04 Jun How to Calculate the Weight of Your Tiny Home and why it is So Important!
Today I was reminded of the importance of calculating the weight of your tiny house, BEFORE you build. Yes, the stress is on before. I am in a Tiny House group and one of the members was asking for suggestions on how to cut down the weight of her almost finished THOW. They had already maxed out the trailer weight and hadn’t yet finished the interior. It is a huge problem with no fast, easy fixes at this point. It impresses the extremely important concept of pre-engineering the project, which from her story, had not been done.
Calculating the weight of your tiny house beforehand might seem to be an overwhelming task, but it must be done. You can’t even think about what kind of trailer to start with if you don’t know the weight of the load it will need to bear.
And, not taking certain things into consideration could have dangerous consequences.
How is the weight of a tiny house calculated?
A tiny house’s weight is made up of the trailer that the house sits on, the materials you build your house with, and the contents of your tiny home. The trailer itself needs to be included in the calculation when considering the weight of your tiny home. If you purchase a trailer from a specific trailer/hauler dealer they should be able to give you specific weights for the axels, trailer, tongue, and hitch.
As a reminder from a recent blog post “How to Tow a Tiny House: TinyHouseBuild.com Digital Workshop,” it’s important to know the weight of your Tiny House, but it’s equally important to know the weight distribution of the build. The side-to-side weight distribution is vital to safe towing practices. I’m sure you’ve seen the sign on the highway of the truck tipping over on a tight curve, right? Don’t let this be you! Pay close attention to the way you distribute weight around your moveable Tiny House.
While your Tiny House is not a caravan, the illustration below will help you with loading your Tiny Home and weight distribution. Heavy things can be placed at the middle or back of your tiny, to make sure your tiny is stable during transport.
Tongue weight is “the downward force that the tongue of the trailer applies to the hitch of the tow vehicle.” Knowing the tongue weight of your tiny house is critical for a safe tow. When you measure your trailer’s tongue weight with a tongue scale, you can verify the other hitch components are capable of safely towing the weight of your tiny house load. Ideally your Tongue Weight should be between 9% and 15% of the Tiny House total weight. So, if your house weighs 10,000 lbs., your Tongue Weight should be no more than 1,500 lbs.

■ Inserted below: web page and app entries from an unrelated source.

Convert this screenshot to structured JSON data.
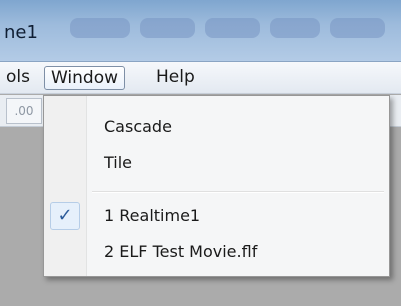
{
  "window": {
    "title_fragment": "ne1"
  },
  "menubar": {
    "items": [
      {
        "label": "ols"
      },
      {
        "label": "Window"
      },
      {
        "label": "Help"
      }
    ]
  },
  "toolbar": {
    "button_fragment": ".00"
  },
  "window_menu": {
    "items": [
      {
        "label": "Cascade",
        "checked": false
      },
      {
        "label": "Tile",
        "checked": false
      },
      {
        "label": "1 Realtime1",
        "checked": true
      },
      {
        "label": "2 ELF Test Movie.flf",
        "checked": false
      }
    ],
    "check_glyph": "✓"
  },
  "colors": {
    "titlebar": "#9dbbdc",
    "menu_background": "#f5f6f7",
    "workspace": "#ababab",
    "check_highlight": "#e6f0fb"
  }
}
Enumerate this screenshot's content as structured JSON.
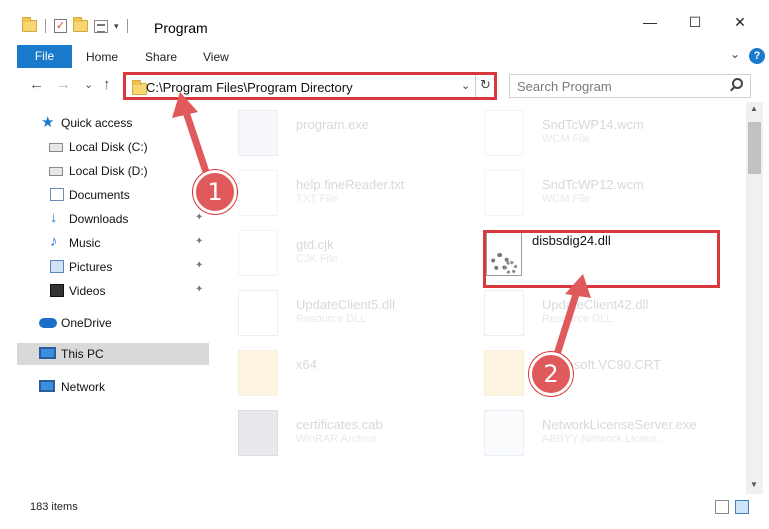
{
  "window": {
    "title": "Program",
    "minimize": "—",
    "maximize": "☐",
    "close": "✕"
  },
  "quick_access_toolbar": {
    "checkmark": "✓",
    "dropdown": "▾"
  },
  "ribbon": {
    "tabs": [
      "File",
      "Home",
      "Share",
      "View"
    ],
    "expand": "⌄",
    "help": "?"
  },
  "nav": {
    "back": "←",
    "forward": "→",
    "recent": "⌄",
    "up": "↑",
    "address": "C:\\Program Files\\Program Directory",
    "address_dropdown": "⌄",
    "refresh": "↻",
    "search_placeholder": "Search Program"
  },
  "sidebar": {
    "items": [
      {
        "label": "Quick access",
        "icon": "star-icon",
        "pinned": false
      },
      {
        "label": "Local Disk (C:)",
        "icon": "drive-icon",
        "pinned": false
      },
      {
        "label": "Local Disk (D:)",
        "icon": "drive-icon",
        "pinned": false
      },
      {
        "label": "Documents",
        "icon": "documents-icon",
        "pinned": false
      },
      {
        "label": "Downloads",
        "icon": "downloads-icon",
        "pinned": true
      },
      {
        "label": "Music",
        "icon": "music-icon",
        "pinned": true
      },
      {
        "label": "Pictures",
        "icon": "pictures-icon",
        "pinned": true
      },
      {
        "label": "Videos",
        "icon": "videos-icon",
        "pinned": true
      },
      {
        "label": "OneDrive",
        "icon": "onedrive-icon",
        "pinned": false
      },
      {
        "label": "This PC",
        "icon": "pc-icon",
        "pinned": false,
        "selected": true
      },
      {
        "label": "Network",
        "icon": "network-icon",
        "pinned": false
      }
    ],
    "pin_glyph": "📌"
  },
  "files": [
    {
      "name": "program.exe",
      "type": ""
    },
    {
      "name": "SndTcWP14.wcm",
      "type": "WCM File"
    },
    {
      "name": "help.fineReader.txt",
      "type": "TXT File"
    },
    {
      "name": "SndTcWP12.wcm",
      "type": "WCM File"
    },
    {
      "name": "gtd.cjk",
      "type": "CJK File"
    },
    {
      "name": "disbsdig24.dll",
      "type": ""
    },
    {
      "name": "UpdateClient5.dll",
      "type": "Resource DLL"
    },
    {
      "name": "UpdateClient42.dll",
      "type": "Resource DLL"
    },
    {
      "name": "x64",
      "type": ""
    },
    {
      "name": "Microsoft.VC90.CRT",
      "type": ""
    },
    {
      "name": "certificates.cab",
      "type": "WinRAR Archive"
    },
    {
      "name": "NetworkLicenseServer.exe",
      "type": "ABBYY Network Licens..."
    }
  ],
  "annotations": {
    "step1": "1",
    "step2": "2",
    "highlight_color": "#d9393c"
  },
  "status": {
    "item_count": "183 items"
  },
  "colors": {
    "accent": "#1979ca",
    "selection": "#d9d9d9"
  }
}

Remember to add a buffer for the weight you will be carrying in the bed of your truck. Some standard trucks are not designed to carry a lot of weight on their hitch. Many Tiny Housers prefer a dually.
Gross Vehicle Weight (GVW): The total combined weight of the trailer and everything on it. This is basically the entire “vehicle” weight.
Gross Axle Weight Rating (GAWR): This is the maximum distributed weight that an axle can bear. Common values range from 4000-7000 lbs GAWR per axle.
Gross Vehicle Weight Rating (GVWR): This is the maximum GVW that a trailer can bear without buckling/bending. This should be in the trailer’s specification sheet.
Gross Combination Weight Rating (GCWR): This the combined total weight of the GVW of the trailer and the GVW of the towing vehicle.
You can calculate the Weight of your Tiny Home DURING the Build
1st. Weigh your empty trailer and 2nd. Weigh the materials you use. It is a tedious task, but doing this calculation will give you a ball park estimate of your final weight, which is better than nothing. If you purchase Tiny House plans, there will be an estimate of weight, but keep in mind this is before you add your furniture, appliances and clothing.
I found this Article to be very informative and it goes into great detail on all elements of how to calculate your weight, right down to your appliances, furniture and even your clothes.
In closing, Tiny Houses can vary greatly in both sizes and weights. Smaller houses tend to be lighter and more mobile. Larger houses, on the other hand, are more difficult to move but often provide much better amenities. If you already have a tow vehicle, you may want to search for a home that you can tow with what you already own. This way, you’ll have a vehicle you’re already comfortable with, plus save you some money as well.
Do your homework & your research, and as always, be safe and enjoy the journey!